THE dance of arrogance swept and whirled like a manic Viennese waltz through sport this week.

From the upper echelons of football down to KitKat Crescent there it was preening itself.

And such presumption was mirror-balled from football to athletics as another example of the over-bearing pomposity of it all.

Often arrogance is misguidedly hailed as a pre-requisite of a successful sportsman or team. You've got to have a touch of swagger to succeed, so the cliché goes. That, I would contend, is more to do with utter confidence in your ability, knowing you are the best in your field.

Confidence can stray into arrogance and the supreme example of that is the Premier League.

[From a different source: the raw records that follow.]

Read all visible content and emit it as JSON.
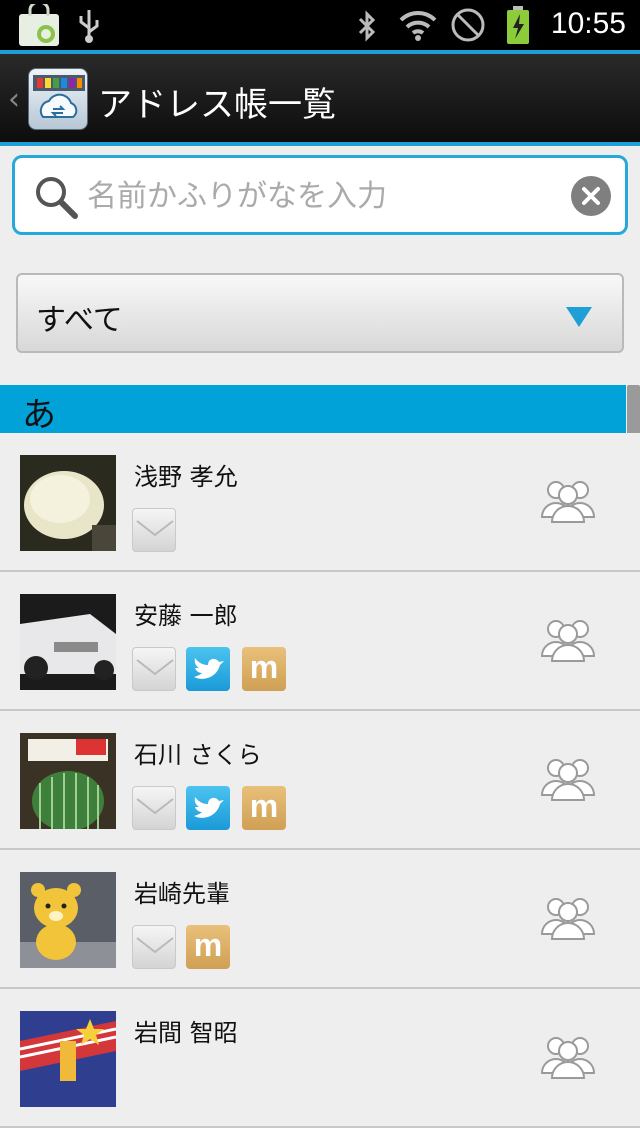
{
  "status_bar": {
    "time": "10:55",
    "icons": [
      "shopping-bag-icon",
      "usb-icon",
      "bluetooth-icon",
      "wifi-icon",
      "do-not-disturb-icon",
      "battery-charging-icon"
    ]
  },
  "header": {
    "title": "アドレス帳一覧"
  },
  "search": {
    "placeholder": "名前かふりがなを入力",
    "value": ""
  },
  "filter": {
    "selected": "すべて"
  },
  "section": {
    "label": "あ"
  },
  "contacts": [
    {
      "name": "浅野 孝允",
      "services": [
        "mail"
      ]
    },
    {
      "name": "安藤 一郎",
      "services": [
        "mail",
        "twitter",
        "mixi"
      ]
    },
    {
      "name": "石川 さくら",
      "services": [
        "mail",
        "twitter",
        "mixi"
      ]
    },
    {
      "name": "岩崎先輩",
      "services": [
        "mail",
        "mixi"
      ]
    },
    {
      "name": "岩間 智昭",
      "services": []
    }
  ],
  "badge_labels": {
    "mixi": "m"
  },
  "colors": {
    "accent": "#00a2d8",
    "twitter": "#1a9ad8",
    "mixi": "#cfa055"
  }
}
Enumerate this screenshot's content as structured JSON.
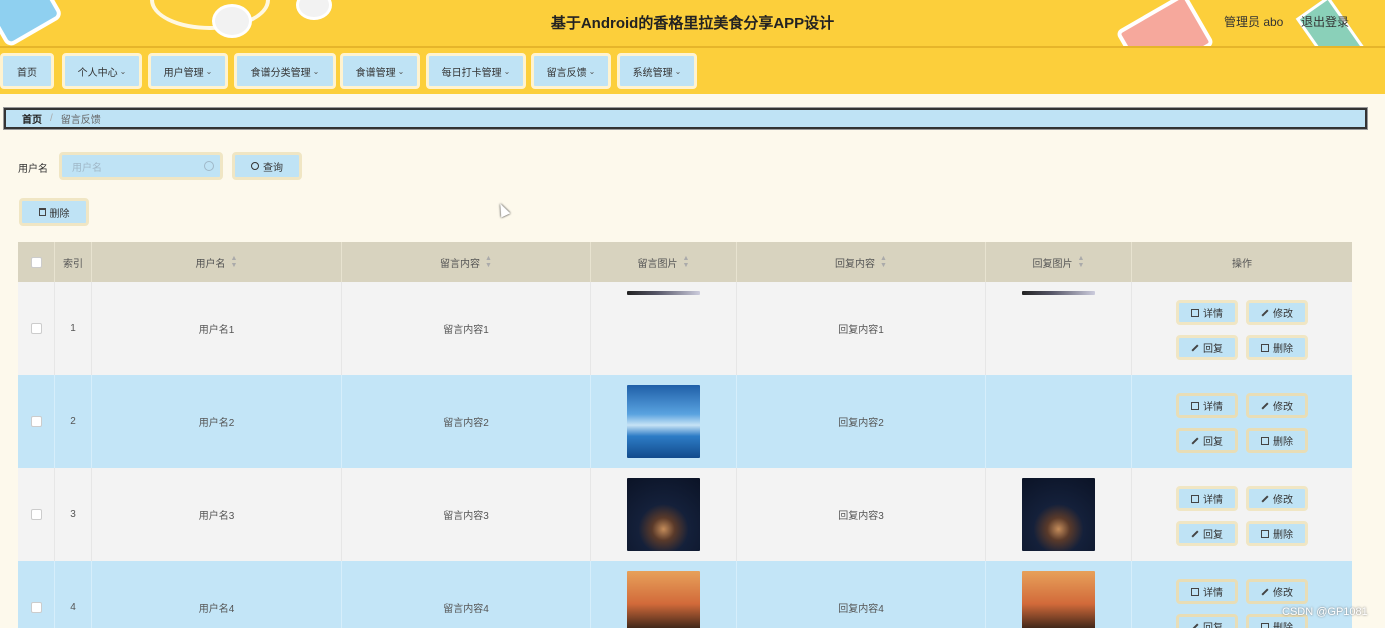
{
  "header": {
    "title": "基于Android的香格里拉美食分享APP设计",
    "user_label": "管理员 abo",
    "logout_label": "退出登录"
  },
  "nav": {
    "items": [
      {
        "label": "首页",
        "has_dropdown": false
      },
      {
        "label": "个人中心",
        "has_dropdown": true
      },
      {
        "label": "用户管理",
        "has_dropdown": true
      },
      {
        "label": "食谱分类管理",
        "has_dropdown": true
      },
      {
        "label": "食谱管理",
        "has_dropdown": true
      },
      {
        "label": "每日打卡管理",
        "has_dropdown": true
      },
      {
        "label": "留言反馈",
        "has_dropdown": true
      },
      {
        "label": "系统管理",
        "has_dropdown": true
      }
    ]
  },
  "breadcrumb": {
    "home": "首页",
    "separator": "/",
    "current": "留言反馈"
  },
  "search": {
    "label": "用户名",
    "placeholder": "用户名",
    "button_label": "查询"
  },
  "toolbar": {
    "delete_label": "删除"
  },
  "table": {
    "headers": [
      "索引",
      "用户名",
      "留言内容",
      "留言图片",
      "回复内容",
      "回复图片",
      "操作"
    ],
    "actions": [
      "详情",
      "修改",
      "回复",
      "删除"
    ],
    "rows": [
      {
        "index": "1",
        "username": "用户名1",
        "message": "留言内容1",
        "message_image": "partial",
        "reply": "回复内容1",
        "reply_image": "partial"
      },
      {
        "index": "2",
        "username": "用户名2",
        "message": "留言内容2",
        "message_image": "lake",
        "reply": "回复内容2",
        "reply_image": "none"
      },
      {
        "index": "3",
        "username": "用户名3",
        "message": "留言内容3",
        "message_image": "night",
        "reply": "回复内容3",
        "reply_image": "night"
      },
      {
        "index": "4",
        "username": "用户名4",
        "message": "留言内容4",
        "message_image": "sunset",
        "reply": "回复内容4",
        "reply_image": "sunset"
      }
    ]
  },
  "watermark": "CSDN @GP1081",
  "colors": {
    "header_bg": "#fccf3b",
    "button_bg": "#bfe3f5",
    "row_alt": "#c3e5f7",
    "thead_bg": "#d8d3bf",
    "page_bg": "#fdf9ec"
  }
}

Despite numerous objections to the idea first outlined last week of exporting the top tier of England's domestic game to far-flung corners of the globe, still the premier powers vouchsafe what a wonderful wheeze this would be.

Failing to show any consideration for the respective Football Associations of those nations designated as fitting termini for the go-global gravy train, the Premier League have pressed on with evangelical zeal that what they are doing is good for business.

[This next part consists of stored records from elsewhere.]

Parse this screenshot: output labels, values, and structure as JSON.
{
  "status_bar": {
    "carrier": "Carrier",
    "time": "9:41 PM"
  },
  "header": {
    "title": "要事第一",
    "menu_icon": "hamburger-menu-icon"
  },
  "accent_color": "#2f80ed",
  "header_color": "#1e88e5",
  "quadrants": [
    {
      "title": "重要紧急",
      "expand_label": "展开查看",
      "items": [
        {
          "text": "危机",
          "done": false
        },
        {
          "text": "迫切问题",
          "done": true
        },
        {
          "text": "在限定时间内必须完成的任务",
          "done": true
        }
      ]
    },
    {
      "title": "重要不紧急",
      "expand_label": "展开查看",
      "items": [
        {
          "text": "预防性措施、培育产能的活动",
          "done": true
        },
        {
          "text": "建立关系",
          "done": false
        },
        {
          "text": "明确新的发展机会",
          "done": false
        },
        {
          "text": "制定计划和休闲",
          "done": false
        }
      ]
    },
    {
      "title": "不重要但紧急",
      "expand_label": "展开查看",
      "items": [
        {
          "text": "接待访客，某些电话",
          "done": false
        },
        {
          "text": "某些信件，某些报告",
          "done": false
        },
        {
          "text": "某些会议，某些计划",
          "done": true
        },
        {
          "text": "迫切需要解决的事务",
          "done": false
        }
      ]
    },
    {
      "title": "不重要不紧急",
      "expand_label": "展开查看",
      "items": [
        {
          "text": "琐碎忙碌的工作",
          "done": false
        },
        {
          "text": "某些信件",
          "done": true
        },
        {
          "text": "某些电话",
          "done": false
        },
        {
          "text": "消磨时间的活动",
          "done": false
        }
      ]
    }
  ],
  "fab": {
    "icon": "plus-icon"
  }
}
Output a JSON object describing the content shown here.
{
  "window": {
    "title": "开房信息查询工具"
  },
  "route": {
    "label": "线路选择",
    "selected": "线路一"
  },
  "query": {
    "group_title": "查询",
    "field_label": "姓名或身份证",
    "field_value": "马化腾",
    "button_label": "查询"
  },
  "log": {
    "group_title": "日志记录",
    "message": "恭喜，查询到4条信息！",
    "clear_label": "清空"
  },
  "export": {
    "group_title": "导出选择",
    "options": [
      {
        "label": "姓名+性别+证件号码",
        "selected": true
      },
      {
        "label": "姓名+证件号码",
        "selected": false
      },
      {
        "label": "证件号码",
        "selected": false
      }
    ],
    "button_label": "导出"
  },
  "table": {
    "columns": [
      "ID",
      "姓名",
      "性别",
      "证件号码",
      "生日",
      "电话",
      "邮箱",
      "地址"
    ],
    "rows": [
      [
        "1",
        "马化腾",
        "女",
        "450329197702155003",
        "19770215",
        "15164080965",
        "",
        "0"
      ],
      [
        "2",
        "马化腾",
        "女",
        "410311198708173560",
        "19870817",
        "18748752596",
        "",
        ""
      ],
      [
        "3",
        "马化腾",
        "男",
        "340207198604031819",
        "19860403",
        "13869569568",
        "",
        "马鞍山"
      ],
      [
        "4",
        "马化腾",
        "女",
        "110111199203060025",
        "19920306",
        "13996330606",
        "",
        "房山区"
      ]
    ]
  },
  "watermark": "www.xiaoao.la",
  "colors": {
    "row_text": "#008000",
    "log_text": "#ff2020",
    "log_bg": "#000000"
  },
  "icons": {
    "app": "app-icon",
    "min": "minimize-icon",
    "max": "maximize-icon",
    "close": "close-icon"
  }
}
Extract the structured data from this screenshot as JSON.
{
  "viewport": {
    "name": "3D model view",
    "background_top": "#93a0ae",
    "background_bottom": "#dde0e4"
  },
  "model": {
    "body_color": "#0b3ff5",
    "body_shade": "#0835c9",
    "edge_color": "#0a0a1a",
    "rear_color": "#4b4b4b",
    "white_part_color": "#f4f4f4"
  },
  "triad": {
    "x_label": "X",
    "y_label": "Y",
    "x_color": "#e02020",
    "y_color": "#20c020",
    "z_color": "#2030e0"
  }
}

Yes, their own business, not that of other countries who rightly do not want anything to do with an initiative that could damage their own internal game.

Sheer arrogance.

Now there is the latest development of FIFA president Sepp Blatter now holding the 2018 World Cup gun to our head.

Blathering Blatter's view is that if the Premier League go ahead with their radical export plan, then England's bid to host the World Cup in ten years time will not get the international backing it needs. This from Blatter a day after the Concacaf leader Jack Warner, so often the nemesis of England's international football status, about-turned to welcome an England 2018 bid.

Again, both men displaying an assertive aggression that comes with having too many things their own way. If FIFA have an objection then get together, knuckleheads, and thrash it out and nip the folly of the Premier League push in the bud.

Had similar foresight been shown on a united front by athletics' powers then we would also not be treated to the unedifying debate that has sloshed and swished around like so many undetectable chemicals in a Petrie dish over the Dwain Chambers affair.

Drug cheat Chambers - he was dealt a two-year ban in 2003 for admitting the use of designer steroid THG - returned to the sport he previously disgraced with his presence and promptly won the UK trials in the 60 metres sprint to earn a place in the team for the World Indoor Championships.

The selectors did not want Chambers, who now has the overbearing demeanour of a victim, in the team. UK Athletics did not want him in the team, but the threat of legal action against precluding him from the World Championships left them unable to bar his way to Valencia next month.

There is an argument that because Chambers has served his ban - doing the time for the crime - he should be given a second chance. There is merit in that, though less in Chambers' own contention he is now trying to show he can triumph by staying clean. If he had heeded that creed in the first place there would be none of this mess now.

The ultimate sanction lays with athletics' governing bodies acting as one and not arrogantly concerned with their own empires. If anyone is found guilty of cheating then he, she, or they should be banned for life.

But what about York City in all this talk of arrogance as mentioned earlier in this rant?

Well, to those fans still contending the Setanta Shield exit to Northwich does not constitute the end of City's unbeaten run, get a life. They say that because the tie was ultimately decided on a penalty shoot-out then, technically speaking, City did not lose the game.

Technically-speaking, my arsenal. Given the same argument City therefore did not gain promotion against Crewe at Wembley in 1993.

Arrogance sometimes knows no bounds.